the_clangers's Avatar
Forum Veteran
 
Join Date: Sep 2009
Location: St. Louis, MO was St Prex, VD
Posts: 1,999
Groaned at 17 Times in 14 Posts
Thanked 1,185 Times in 697 Posts
the_clangers has a reputation beyond reputethe_clangers has a reputation beyond reputethe_clangers has a reputation beyond reputethe_clangers has a reputation beyond reputethe_clangers has a reputation beyond repute
Re: Bringing electronic stuff to Switzerland [from the US]

Quote:
View Post
For those that brought a Wii and PS2/3 over from the states. Do games purchases in Switzerland work on the Wii and PS2/3?

Thanks.
Not always. It depends on whether or not the manufacturer has enabled the region lock on the video game. If not, then the game will play everywhere. If so, then ...
Reply With Quote
  #12  
Old 27.08.2010, 00:25
sigheat's Avatar
Newbie 1st class
 
Join Date: Aug 2010
Location: Zurich
Posts: 24
Groaned at 0 Times in 0 Posts
Thanked 8 Times in 2 Posts
sigheat has no particular reputation at present
Re: Bringing electronic stuff to Switzerland [from the US]

@the clangers, thanks. Guess I'll have to inquire when purchasing the game if it's region locked or not. But thanks.
Reply With Quote
  #13  
Old 27.08.2010, 07:36
NotAllThere's Avatar
Modulo 2
 
Join Date: Oct 2008
Location: Baselland
Posts: 15,257
Groaned at 312 Times in 268 Posts
Thanked 23,675 Times in 9,627 Posts
NotAllThere has a reputation beyond reputeNotAllThere has a reputation beyond reputeNotAllThere has a reputation beyond reputeNotAllThere has a reputation beyond reputeNotAllThere has a reputation beyond reputeNotAllThere has a reputation beyond repute
Re: Bringing electronic stuff to Switzerland [from the US]

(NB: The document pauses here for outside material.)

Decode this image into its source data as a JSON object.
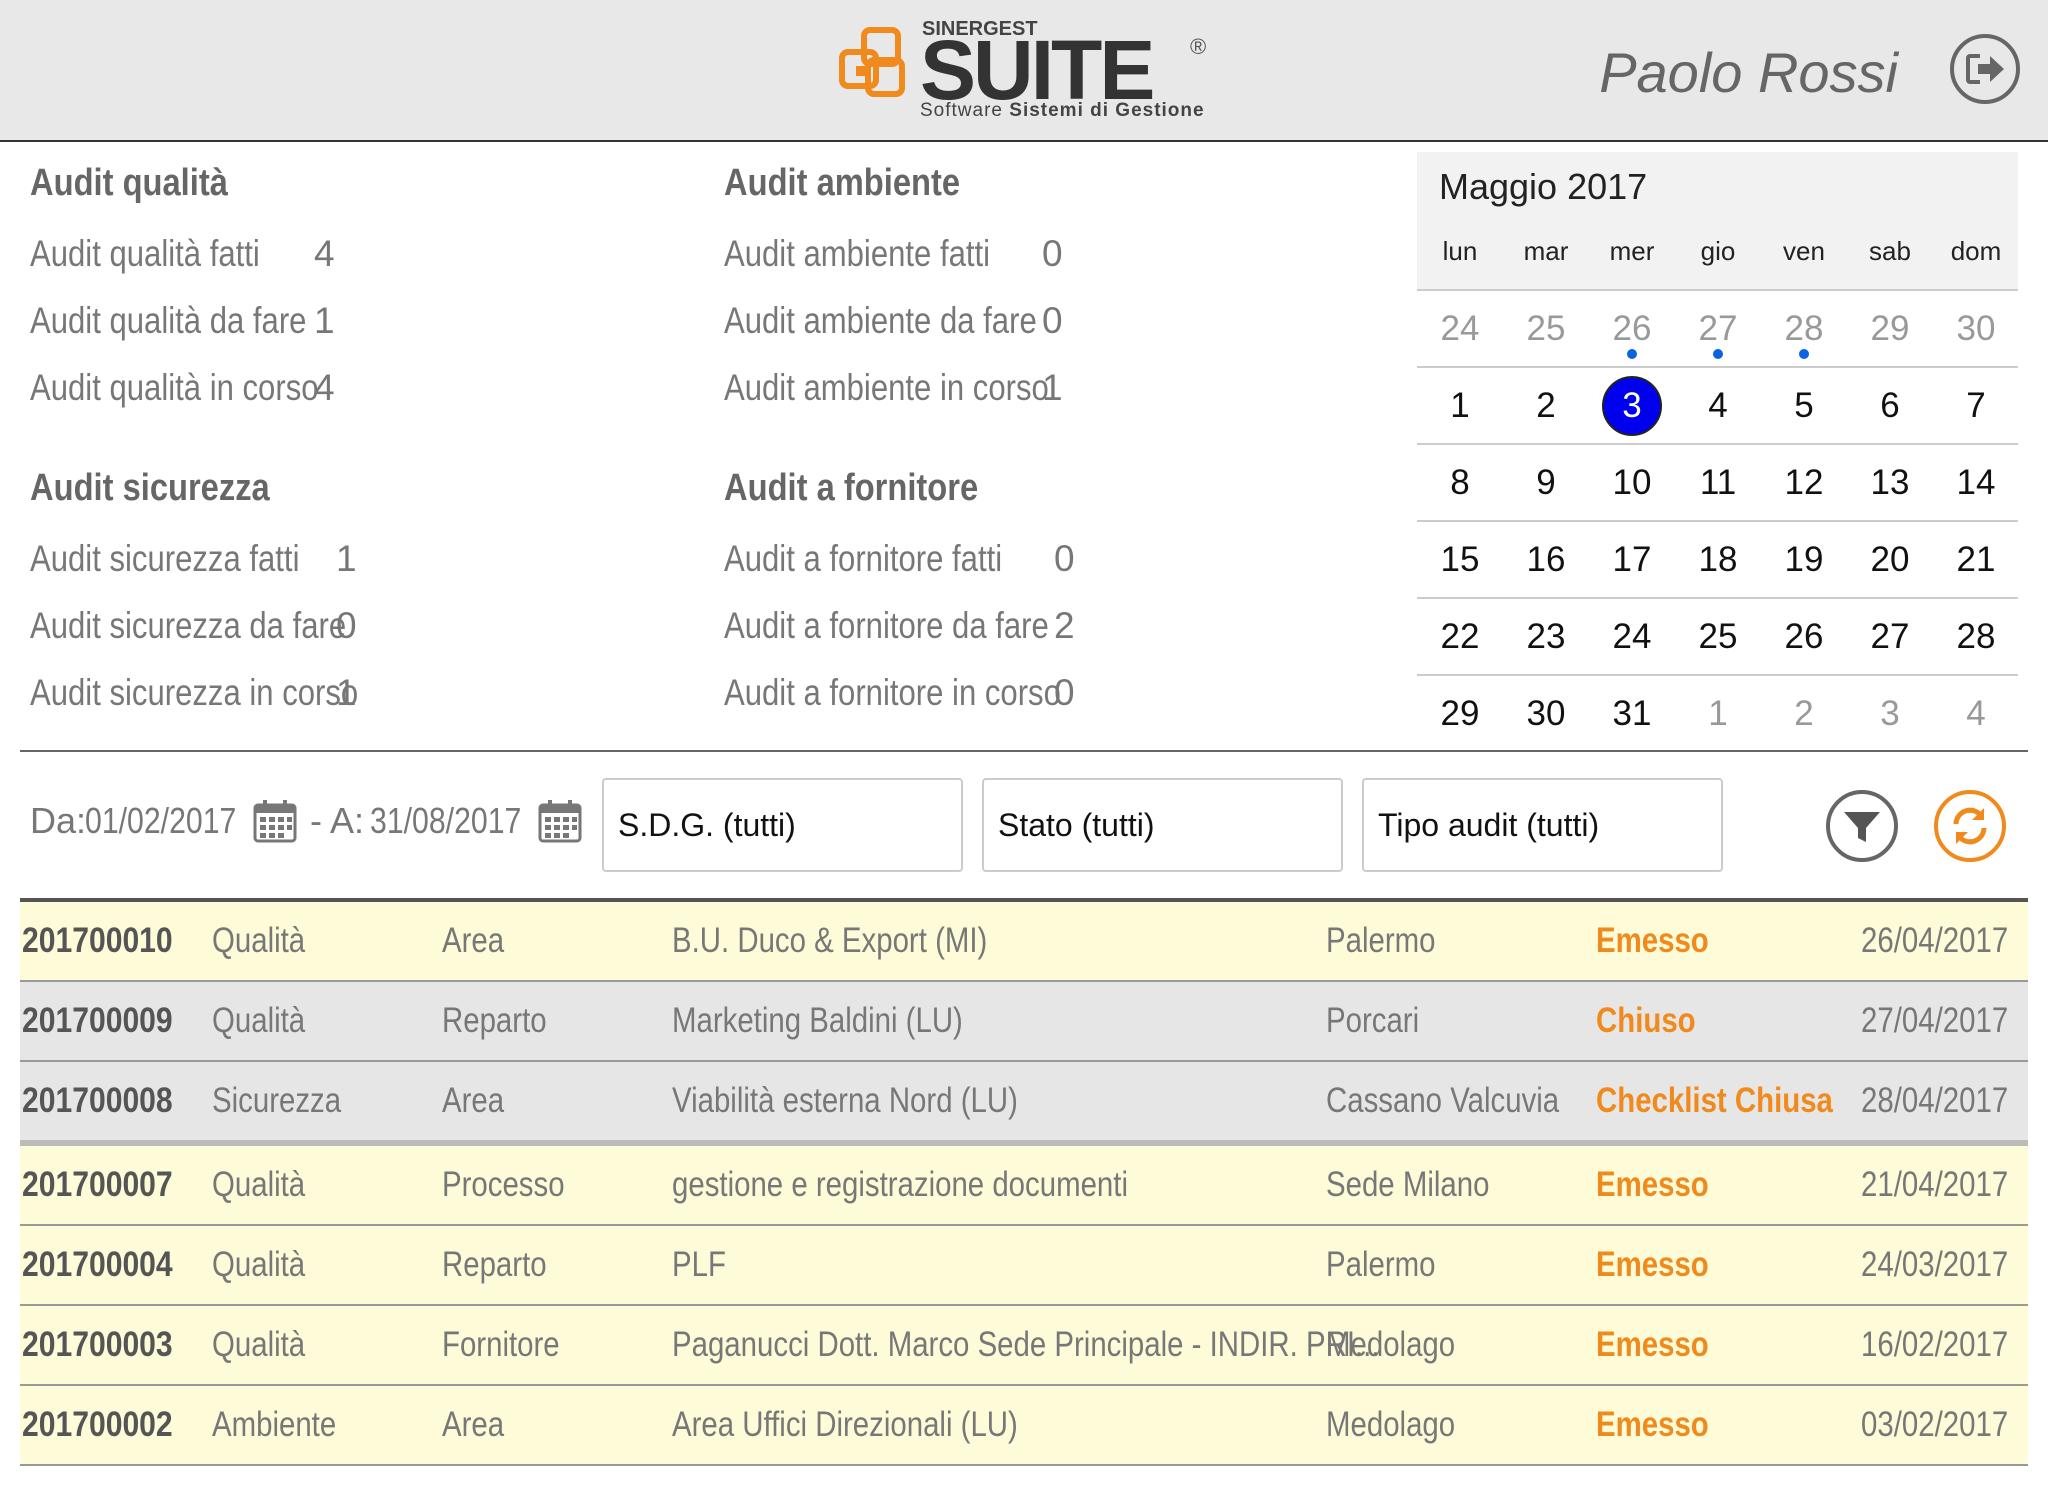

Quote:
View Post
In regards to the power bar, so if I plug in my us based products into the US power bar/strip with the US power strip having a plug converter, I should be fine as long as all the products I plug in are 120-240?...
But be very careful. Because there is nothing to stop you plugging in a 120V appliance and watching it melt.

I wouldn't do it myself as it gives the appearance of 120V sockets, which really aren't. Where possible, replace the plugs with Swiss ones.
Reply With Quote
Reply




Currently Active Users Viewing This Thread: 1 (0 members and 1 guests)
 
Thread Tools
Display Modes

Posting Rules
You may not post new threads
You may not post replies
You may not post attachments
You may not edit your posts

BB code is On
Smilies are On
[IMG] code is On
HTML code is Off
Trackbacks are Off
Pingbacks are Off
Refbacks are Off


Similar Threads
Thread Thread Starter Forum Replies Last Post
Bringing a UK car to Switzerland missmcp Insurance 21 18.02.2010 14:57
Good prices furniture/electronic stuff for home? hollisterb Daily life 10 04.09.2009 10:40
Chucking stuff (Electronic and bulk waste in Zug) Frizzyfinn Other/general 2 17.07.2009 14:53
Bringing Food into Switzerland... Scoutie Food and drink 11 20.06.2009 23:21


All times are GMT +2. The time now is 15:08.


Powered by vBulletin® Version 3.8.4
Copyright ©2000 - 2022, Jelsoft Enterprises Ltd.
LinkBacks Enabled by vBSEO 3.1.0